>>>>>

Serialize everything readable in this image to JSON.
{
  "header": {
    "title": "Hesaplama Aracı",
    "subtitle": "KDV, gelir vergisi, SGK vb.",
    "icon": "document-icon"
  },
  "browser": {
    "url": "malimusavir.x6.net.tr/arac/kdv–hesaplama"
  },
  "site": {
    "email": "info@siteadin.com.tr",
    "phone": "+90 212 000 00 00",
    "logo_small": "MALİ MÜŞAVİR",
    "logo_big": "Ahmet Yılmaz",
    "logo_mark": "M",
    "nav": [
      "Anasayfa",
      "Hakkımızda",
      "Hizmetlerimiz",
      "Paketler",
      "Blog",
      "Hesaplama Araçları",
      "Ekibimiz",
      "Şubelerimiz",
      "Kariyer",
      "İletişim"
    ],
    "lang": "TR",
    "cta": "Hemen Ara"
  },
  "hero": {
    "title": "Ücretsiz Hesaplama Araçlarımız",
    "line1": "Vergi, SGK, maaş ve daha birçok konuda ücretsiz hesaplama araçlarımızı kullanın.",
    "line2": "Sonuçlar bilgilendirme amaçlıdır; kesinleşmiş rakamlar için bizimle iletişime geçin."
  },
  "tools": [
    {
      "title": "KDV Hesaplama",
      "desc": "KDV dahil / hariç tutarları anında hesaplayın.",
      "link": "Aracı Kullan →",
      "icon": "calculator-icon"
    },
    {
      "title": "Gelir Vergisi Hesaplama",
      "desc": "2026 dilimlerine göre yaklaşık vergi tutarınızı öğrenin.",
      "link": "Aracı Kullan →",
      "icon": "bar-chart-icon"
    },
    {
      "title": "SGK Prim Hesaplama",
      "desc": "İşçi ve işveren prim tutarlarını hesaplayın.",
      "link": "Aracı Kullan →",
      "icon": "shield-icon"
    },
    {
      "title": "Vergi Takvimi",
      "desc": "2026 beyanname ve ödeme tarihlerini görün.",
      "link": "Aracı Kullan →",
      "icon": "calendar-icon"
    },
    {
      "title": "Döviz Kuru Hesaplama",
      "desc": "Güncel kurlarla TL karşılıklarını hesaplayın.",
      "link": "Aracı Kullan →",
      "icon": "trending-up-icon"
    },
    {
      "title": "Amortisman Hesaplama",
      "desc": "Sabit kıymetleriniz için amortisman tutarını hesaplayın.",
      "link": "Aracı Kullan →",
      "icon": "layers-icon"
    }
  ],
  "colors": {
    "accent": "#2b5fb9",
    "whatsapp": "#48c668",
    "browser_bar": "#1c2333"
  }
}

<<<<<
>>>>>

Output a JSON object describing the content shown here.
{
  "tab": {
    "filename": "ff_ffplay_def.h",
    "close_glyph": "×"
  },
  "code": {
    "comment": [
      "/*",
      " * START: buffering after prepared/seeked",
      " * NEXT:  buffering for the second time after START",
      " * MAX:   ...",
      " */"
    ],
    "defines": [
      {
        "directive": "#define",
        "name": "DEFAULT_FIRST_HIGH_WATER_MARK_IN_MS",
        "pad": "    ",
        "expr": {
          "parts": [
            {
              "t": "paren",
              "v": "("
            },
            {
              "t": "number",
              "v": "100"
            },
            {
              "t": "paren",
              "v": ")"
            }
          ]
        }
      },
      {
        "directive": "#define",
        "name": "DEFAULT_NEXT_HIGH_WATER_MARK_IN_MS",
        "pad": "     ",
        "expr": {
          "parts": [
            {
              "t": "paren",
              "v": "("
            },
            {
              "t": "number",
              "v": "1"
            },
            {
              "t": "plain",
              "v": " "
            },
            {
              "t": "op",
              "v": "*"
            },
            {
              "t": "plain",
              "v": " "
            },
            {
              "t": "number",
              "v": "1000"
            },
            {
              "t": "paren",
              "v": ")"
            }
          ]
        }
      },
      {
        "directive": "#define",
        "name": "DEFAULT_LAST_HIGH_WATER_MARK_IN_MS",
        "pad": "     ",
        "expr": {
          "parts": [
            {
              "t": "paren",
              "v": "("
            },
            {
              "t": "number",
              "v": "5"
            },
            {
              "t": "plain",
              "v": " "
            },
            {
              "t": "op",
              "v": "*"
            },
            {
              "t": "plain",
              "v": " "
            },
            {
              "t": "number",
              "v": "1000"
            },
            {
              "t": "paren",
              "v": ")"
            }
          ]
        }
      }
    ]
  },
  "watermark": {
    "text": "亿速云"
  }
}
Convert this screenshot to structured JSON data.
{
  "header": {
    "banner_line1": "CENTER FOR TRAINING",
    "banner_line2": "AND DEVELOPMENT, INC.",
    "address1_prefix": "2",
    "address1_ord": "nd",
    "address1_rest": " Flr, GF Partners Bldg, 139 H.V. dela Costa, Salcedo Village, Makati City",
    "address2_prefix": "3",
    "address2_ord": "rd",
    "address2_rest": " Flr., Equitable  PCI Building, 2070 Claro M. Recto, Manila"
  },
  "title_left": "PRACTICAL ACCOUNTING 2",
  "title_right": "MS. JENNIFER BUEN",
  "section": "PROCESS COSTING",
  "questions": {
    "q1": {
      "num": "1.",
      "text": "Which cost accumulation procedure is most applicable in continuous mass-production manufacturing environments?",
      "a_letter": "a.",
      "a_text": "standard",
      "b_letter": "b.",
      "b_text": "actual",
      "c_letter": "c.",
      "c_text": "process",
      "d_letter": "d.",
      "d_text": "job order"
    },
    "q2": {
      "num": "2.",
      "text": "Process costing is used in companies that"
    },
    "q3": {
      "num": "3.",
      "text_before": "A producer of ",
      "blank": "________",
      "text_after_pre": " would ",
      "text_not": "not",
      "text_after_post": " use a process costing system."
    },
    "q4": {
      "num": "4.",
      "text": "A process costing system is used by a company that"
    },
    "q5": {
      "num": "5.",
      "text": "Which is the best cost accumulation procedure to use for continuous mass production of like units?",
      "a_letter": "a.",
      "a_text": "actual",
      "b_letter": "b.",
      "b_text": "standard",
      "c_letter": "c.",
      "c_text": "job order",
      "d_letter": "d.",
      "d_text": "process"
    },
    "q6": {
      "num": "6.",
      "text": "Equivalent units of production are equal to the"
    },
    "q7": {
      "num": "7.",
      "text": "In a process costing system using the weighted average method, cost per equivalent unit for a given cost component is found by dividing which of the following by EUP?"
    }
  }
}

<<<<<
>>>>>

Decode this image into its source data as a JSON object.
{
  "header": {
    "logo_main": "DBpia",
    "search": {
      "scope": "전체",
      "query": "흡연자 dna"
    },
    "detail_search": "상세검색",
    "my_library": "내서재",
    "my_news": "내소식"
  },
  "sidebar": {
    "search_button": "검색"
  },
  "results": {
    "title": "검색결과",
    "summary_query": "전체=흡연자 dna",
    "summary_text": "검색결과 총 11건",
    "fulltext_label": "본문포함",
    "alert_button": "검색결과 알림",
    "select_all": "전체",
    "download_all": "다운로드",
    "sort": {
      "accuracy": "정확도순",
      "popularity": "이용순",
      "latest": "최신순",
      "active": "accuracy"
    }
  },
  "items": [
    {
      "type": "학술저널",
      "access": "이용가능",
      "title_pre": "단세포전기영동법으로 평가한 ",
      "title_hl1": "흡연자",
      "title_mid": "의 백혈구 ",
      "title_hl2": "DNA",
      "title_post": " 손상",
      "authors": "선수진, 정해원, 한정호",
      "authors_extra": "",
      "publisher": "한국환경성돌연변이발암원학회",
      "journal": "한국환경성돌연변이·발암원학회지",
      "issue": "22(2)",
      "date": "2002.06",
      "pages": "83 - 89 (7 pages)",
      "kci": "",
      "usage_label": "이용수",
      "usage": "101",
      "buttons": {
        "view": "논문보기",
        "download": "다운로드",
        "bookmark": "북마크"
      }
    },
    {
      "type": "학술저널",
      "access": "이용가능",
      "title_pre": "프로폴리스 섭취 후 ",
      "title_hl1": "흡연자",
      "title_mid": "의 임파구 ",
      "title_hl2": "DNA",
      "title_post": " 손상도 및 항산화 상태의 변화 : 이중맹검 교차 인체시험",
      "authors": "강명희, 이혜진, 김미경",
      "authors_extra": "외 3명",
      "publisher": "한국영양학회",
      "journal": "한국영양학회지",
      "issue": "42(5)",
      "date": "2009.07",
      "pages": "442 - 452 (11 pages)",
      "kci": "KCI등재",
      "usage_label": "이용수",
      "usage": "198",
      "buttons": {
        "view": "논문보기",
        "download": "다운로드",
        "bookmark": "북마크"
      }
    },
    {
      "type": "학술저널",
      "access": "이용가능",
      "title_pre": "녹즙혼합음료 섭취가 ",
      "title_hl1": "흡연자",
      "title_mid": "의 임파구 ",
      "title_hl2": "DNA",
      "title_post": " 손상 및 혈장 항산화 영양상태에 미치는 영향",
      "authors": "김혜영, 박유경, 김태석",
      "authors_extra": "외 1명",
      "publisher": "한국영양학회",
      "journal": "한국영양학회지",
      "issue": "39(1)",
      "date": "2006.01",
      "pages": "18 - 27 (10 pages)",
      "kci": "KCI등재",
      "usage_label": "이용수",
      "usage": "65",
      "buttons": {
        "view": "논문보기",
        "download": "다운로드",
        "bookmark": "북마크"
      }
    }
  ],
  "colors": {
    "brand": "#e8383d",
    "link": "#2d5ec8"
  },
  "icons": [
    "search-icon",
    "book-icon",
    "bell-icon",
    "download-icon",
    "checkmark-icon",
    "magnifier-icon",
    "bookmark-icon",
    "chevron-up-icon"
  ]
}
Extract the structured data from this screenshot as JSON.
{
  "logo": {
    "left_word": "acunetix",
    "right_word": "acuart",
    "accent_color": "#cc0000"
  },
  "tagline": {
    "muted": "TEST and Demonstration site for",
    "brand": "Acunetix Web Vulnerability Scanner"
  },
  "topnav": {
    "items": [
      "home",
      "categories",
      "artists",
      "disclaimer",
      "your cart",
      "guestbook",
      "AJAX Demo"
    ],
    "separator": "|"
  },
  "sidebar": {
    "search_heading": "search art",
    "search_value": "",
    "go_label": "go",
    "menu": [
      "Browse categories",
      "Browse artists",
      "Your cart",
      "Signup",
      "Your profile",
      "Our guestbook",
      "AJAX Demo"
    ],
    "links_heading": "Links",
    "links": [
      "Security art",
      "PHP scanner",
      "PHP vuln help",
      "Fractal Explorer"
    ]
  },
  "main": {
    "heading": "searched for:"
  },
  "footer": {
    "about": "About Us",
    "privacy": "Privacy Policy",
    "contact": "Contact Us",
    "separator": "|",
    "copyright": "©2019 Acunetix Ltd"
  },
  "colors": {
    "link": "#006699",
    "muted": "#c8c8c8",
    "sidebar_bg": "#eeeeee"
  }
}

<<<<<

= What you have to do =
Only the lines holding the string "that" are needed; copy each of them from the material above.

= Answer to this task =
      "text": "Process costing is used in companies that"
      "text": "A process costing system is used by a company that"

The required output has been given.